Your assignment>
Write out every entry in full. Leave nothing out.

─── Exercise inputs

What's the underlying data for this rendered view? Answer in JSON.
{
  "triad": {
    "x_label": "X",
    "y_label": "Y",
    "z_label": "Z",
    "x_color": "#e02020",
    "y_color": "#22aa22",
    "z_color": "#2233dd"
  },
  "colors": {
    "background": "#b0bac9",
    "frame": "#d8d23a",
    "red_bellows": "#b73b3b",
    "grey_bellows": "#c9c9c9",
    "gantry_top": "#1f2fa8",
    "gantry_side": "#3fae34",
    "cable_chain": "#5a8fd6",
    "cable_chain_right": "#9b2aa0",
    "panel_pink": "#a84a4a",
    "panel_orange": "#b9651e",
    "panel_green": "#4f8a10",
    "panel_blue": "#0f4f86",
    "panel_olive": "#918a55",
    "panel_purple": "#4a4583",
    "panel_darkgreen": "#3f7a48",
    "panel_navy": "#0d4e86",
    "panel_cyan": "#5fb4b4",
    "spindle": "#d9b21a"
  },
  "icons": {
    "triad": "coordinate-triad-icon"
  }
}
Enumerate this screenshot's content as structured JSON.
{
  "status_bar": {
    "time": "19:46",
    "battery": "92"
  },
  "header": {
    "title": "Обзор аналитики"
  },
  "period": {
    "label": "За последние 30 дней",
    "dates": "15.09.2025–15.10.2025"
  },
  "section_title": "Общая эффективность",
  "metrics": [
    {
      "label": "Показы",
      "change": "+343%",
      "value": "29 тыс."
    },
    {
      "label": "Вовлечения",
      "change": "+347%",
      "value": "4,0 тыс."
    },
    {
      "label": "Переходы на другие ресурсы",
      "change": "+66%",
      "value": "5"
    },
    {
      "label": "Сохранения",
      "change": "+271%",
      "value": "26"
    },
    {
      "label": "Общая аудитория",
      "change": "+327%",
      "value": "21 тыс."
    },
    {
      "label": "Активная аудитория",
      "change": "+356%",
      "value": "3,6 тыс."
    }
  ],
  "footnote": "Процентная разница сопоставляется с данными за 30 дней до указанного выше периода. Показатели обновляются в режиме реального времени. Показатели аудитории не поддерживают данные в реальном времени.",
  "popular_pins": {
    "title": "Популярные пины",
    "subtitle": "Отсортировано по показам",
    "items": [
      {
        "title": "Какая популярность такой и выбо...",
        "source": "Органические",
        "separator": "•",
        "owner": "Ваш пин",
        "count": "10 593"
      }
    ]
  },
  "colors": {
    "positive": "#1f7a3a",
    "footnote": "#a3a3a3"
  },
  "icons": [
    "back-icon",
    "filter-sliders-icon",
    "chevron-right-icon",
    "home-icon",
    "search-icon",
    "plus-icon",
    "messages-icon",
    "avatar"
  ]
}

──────

Result of this task>
What's the underlying data for this rendered view? Answer in JSON.
{
  "triad": {
    "x_label": "X",
    "y_label": "Y",
    "z_label": "Z",
    "x_color": "#e02020",
    "y_color": "#22aa22",
    "z_color": "#2233dd"
  },
  "colors": {
    "background": "#b0bac9",
    "frame": "#d8d23a",
    "red_bellows": "#b73b3b",
    "grey_bellows": "#c9c9c9",
    "gantry_top": "#1f2fa8",
    "gantry_side": "#3fae34",
    "cable_chain": "#5a8fd6",
    "cable_chain_right": "#9b2aa0",
    "panel_pink": "#a84a4a",
    "panel_orange": "#b9651e",
    "panel_green": "#4f8a10",
    "panel_blue": "#0f4f86",
    "panel_olive": "#918a55",
    "panel_purple": "#4a4583",
    "panel_darkgreen": "#3f7a48",
    "panel_navy": "#0d4e86",
    "panel_cyan": "#5fb4b4",
    "spindle": "#d9b21a"
  },
  "icons": {
    "triad": "coordinate-triad-icon"
  }
}
Enumerate this screenshot's content as structured JSON.
{
  "status_bar": {
    "time": "19:46",
    "battery": "92"
  },
  "header": {
    "title": "Обзор аналитики"
  },
  "period": {
    "label": "За последние 30 дней",
    "dates": "15.09.2025–15.10.2025"
  },
  "section_title": "Общая эффективность",
  "metrics": [
    {
      "label": "Показы",
      "change": "+343%",
      "value": "29 тыс."
    },
    {
      "label": "Вовлечения",
      "change": "+347%",
      "value": "4,0 тыс."
    },
    {
      "label": "Переходы на другие ресурсы",
      "change": "+66%",
      "value": "5"
    },
    {
      "label": "Сохранения",
      "change": "+271%",
      "value": "26"
    },
    {
      "label": "Общая аудитория",
      "change": "+327%",
      "value": "21 тыс."
    },
    {
      "label": "Активная аудитория",
      "change": "+356%",
      "value": "3,6 тыс."
    }
  ],
  "footnote": "Процентная разница сопоставляется с данными за 30 дней до указанного выше периода. Показатели обновляются в режиме реального времени. Показатели аудитории не поддерживают данные в реальном времени.",
  "popular_pins": {
    "title": "Популярные пины",
    "subtitle": "Отсортировано по показам",
    "items": [
      {
        "title": "Какая популярность такой и выбо...",
        "source": "Органические",
        "separator": "•",
        "owner": "Ваш пин",
        "count": "10 593"
      }
    ]
  },
  "colors": {
    "positive": "#1f7a3a",
    "footnote": "#a3a3a3"
  },
  "icons": [
    "back-icon",
    "filter-sliders-icon",
    "chevron-right-icon",
    "home-icon",
    "search-icon",
    "plus-icon",
    "messages-icon",
    "avatar"
  ]
}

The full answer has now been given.